Top of Listed entries
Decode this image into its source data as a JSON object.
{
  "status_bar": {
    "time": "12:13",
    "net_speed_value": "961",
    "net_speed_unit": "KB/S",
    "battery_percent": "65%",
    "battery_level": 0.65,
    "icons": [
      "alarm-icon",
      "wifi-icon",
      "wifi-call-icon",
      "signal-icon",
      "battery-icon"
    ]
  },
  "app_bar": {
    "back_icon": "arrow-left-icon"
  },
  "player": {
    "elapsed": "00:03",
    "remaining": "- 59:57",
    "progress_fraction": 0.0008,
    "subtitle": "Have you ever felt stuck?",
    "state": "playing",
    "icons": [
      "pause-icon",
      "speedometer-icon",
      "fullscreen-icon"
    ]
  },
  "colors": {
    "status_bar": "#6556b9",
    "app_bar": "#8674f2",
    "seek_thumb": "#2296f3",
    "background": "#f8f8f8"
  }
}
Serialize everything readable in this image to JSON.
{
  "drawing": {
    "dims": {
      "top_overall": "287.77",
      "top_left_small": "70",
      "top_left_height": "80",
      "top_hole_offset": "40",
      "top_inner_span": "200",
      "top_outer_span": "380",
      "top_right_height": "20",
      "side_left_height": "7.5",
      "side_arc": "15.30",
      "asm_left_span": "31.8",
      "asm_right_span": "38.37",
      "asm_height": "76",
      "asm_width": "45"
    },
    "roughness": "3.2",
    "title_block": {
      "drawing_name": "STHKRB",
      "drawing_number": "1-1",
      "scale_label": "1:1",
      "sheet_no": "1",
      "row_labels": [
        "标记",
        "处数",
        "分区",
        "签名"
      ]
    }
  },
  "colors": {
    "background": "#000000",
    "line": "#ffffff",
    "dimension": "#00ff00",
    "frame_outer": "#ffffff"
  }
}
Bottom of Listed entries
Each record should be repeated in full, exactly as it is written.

Decode this image into its source data as a JSON object.
{
  "status_bar": {
    "time": "12:13",
    "net_speed_value": "961",
    "net_speed_unit": "KB/S",
    "battery_percent": "65%",
    "battery_level": 0.65,
    "icons": [
      "alarm-icon",
      "wifi-icon",
      "wifi-call-icon",
      "signal-icon",
      "battery-icon"
    ]
  },
  "app_bar": {
    "back_icon": "arrow-left-icon"
  },
  "player": {
    "elapsed": "00:03",
    "remaining": "- 59:57",
    "progress_fraction": 0.0008,
    "subtitle": "Have you ever felt stuck?",
    "state": "playing",
    "icons": [
      "pause-icon",
      "speedometer-icon",
      "fullscreen-icon"
    ]
  },
  "colors": {
    "status_bar": "#6556b9",
    "app_bar": "#8674f2",
    "seek_thumb": "#2296f3",
    "background": "#f8f8f8"
  }
}
Serialize everything readable in this image to JSON.
{
  "drawing": {
    "dims": {
      "top_overall": "287.77",
      "top_left_small": "70",
      "top_left_height": "80",
      "top_hole_offset": "40",
      "top_inner_span": "200",
      "top_outer_span": "380",
      "top_right_height": "20",
      "side_left_height": "7.5",
      "side_arc": "15.30",
      "asm_left_span": "31.8",
      "asm_right_span": "38.37",
      "asm_height": "76",
      "asm_width": "45"
    },
    "roughness": "3.2",
    "title_block": {
      "drawing_name": "STHKRB",
      "drawing_number": "1-1",
      "scale_label": "1:1",
      "sheet_no": "1",
      "row_labels": [
        "标记",
        "处数",
        "分区",
        "签名"
      ]
    }
  },
  "colors": {
    "background": "#000000",
    "line": "#ffffff",
    "dimension": "#00ff00",
    "frame_outer": "#ffffff"
  }
}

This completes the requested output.